The Trump Administration's initial defense budget proposal for FY 2020 was better than expected at a nearly 5% increase over the prior year. This growth is even more impressive given the strong increases in the defense budget already seen in 2018-19. We believe this proposal is positive for the defense industry and its equities as it counters recent reports that the defense budget could actually be cut by a few percent as suggested by President Trump this past October. We also believe the defense stocks have been reflecting more of a flat to down defense budget for FY 2020 given the group's valuation contraction during 2018.
We expect this proposal, which also includes a 5% cut in non-defense spending, will likely receive a lot of push back from the Democrats in the House. It's not that Democrats are opposed to a higher defense budget as they have supported prior large increases in 2018-19, they just do not support cuts in non defense spending. It also won't help that a lot of the budget increase is in the Overseas Contingency Operations (OCO) account, which is not subjected to the caps and is typically reserved for combat operations overseas in places like Afghanistan, Syria and Iraq. Given the wind down in operations overseas, we expect it will be more difficult to justify such a large increase in the OCO account. The allocation in the budget of over USD 8 billion to the building of a wall on the US southern border will also get a lot of resistance from Democrats and hamper any eventual budget agreement.
However, even though a budget increase of this size faces an uphill climb in Congress, we believe it is more favorable that the White House is starting from a higher budget level versus an outright cut.

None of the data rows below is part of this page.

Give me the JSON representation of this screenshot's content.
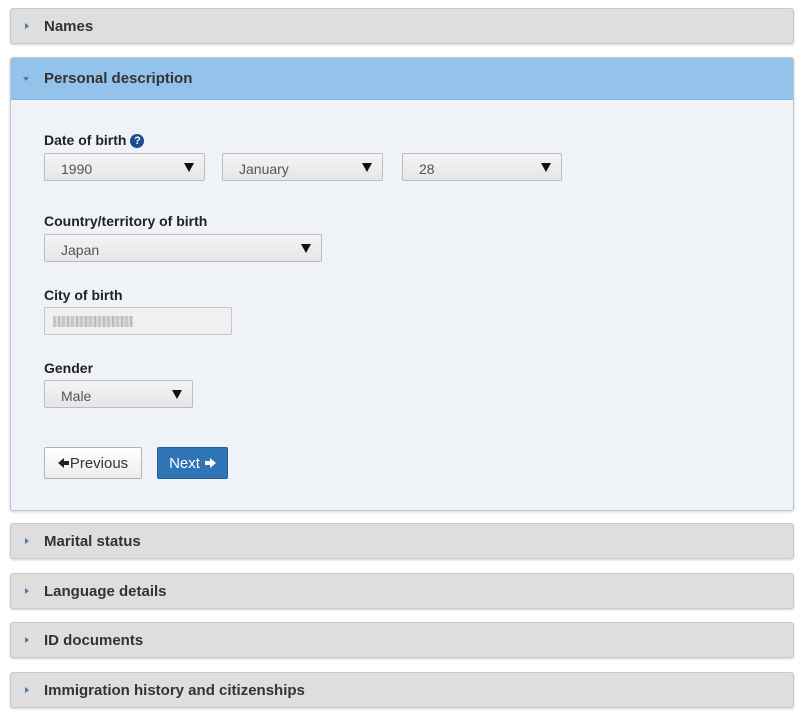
{
  "sections": {
    "names": "Names",
    "personal_description": "Personal description",
    "marital_status": "Marital status",
    "language_details": "Language details",
    "id_documents": "ID documents",
    "immigration_history": "Immigration history and citizenships"
  },
  "form": {
    "dob_label": "Date of birth",
    "help_icon": "?",
    "dob_year": "1990",
    "dob_month": "January",
    "dob_day": "28",
    "country_label": "Country/territory of birth",
    "country_value": "Japan",
    "city_label": "City of birth",
    "gender_label": "Gender",
    "gender_value": "Male"
  },
  "buttons": {
    "previous": "Previous",
    "next": "Next"
  },
  "colors": {
    "active_header": "#93c3ea",
    "primary_button": "#2f74b5"
  }
}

This should diminish the likelihood of an outright cut in the defense budget for 2020. We believe given the multitudes of increasing geopolitical risks around the globe, an outright cut in the defense budget is not a likely goal from either political party currently.
We now enter a period of protracted negotiations in Congress that is likely to last most of this year. If there is no agreement by October, Congress will likely approve a continuing resolution, which will be temporary but hamper the funding for new projects and growth and would be a short-term negative for the defense group. The major risk in the medium-term is if there is no budget agreement or a continuing resolution, a process of sequestration would kick in. This process would result in big cuts to both defense and nondefense spending according to the legislation. However, sequestration odds are somewhat low as these cuts are draconian and arbitrary and thus neither political party has the desire to see them enacted. These cuts have only been used once in the past 10 years.

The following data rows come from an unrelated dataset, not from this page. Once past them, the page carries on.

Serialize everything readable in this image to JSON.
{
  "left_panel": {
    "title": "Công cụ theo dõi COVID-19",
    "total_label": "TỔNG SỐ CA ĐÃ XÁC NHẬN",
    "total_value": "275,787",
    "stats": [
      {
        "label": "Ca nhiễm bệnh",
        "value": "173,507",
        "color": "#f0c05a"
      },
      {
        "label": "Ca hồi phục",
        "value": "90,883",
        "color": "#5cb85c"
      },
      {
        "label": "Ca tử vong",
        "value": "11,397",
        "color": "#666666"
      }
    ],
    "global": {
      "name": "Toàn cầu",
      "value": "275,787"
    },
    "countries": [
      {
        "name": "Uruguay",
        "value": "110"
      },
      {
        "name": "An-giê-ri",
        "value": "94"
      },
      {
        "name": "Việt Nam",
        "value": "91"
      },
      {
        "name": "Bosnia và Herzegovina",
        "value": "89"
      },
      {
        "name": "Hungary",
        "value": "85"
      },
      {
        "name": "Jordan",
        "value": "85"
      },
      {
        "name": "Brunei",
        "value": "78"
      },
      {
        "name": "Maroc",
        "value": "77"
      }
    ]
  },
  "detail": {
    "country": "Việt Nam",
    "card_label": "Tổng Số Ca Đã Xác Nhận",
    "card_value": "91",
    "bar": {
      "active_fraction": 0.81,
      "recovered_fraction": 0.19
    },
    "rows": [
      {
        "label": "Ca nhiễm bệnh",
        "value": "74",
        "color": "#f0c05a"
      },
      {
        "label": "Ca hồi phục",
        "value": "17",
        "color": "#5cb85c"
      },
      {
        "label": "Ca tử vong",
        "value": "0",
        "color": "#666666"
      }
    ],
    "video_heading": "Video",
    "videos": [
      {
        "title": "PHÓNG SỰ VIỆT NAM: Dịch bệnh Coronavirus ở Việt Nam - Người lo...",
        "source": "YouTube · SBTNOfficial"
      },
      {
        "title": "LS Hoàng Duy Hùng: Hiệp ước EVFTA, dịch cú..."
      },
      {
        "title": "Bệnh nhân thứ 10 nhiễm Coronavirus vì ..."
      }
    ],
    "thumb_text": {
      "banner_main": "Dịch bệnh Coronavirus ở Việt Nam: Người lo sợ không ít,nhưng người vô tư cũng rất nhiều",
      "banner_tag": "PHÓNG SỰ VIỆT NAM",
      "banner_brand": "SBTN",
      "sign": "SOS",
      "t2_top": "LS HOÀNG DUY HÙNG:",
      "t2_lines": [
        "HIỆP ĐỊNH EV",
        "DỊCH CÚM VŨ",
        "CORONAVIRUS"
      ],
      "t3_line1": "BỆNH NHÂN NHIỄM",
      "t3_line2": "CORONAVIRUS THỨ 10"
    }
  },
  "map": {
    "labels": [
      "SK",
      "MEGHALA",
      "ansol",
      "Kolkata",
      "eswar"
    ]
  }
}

Author: Adam Scheiner, CFA, Industrial and Materials Analyst Americas, UBS Financial Services Inc. (UBS FS)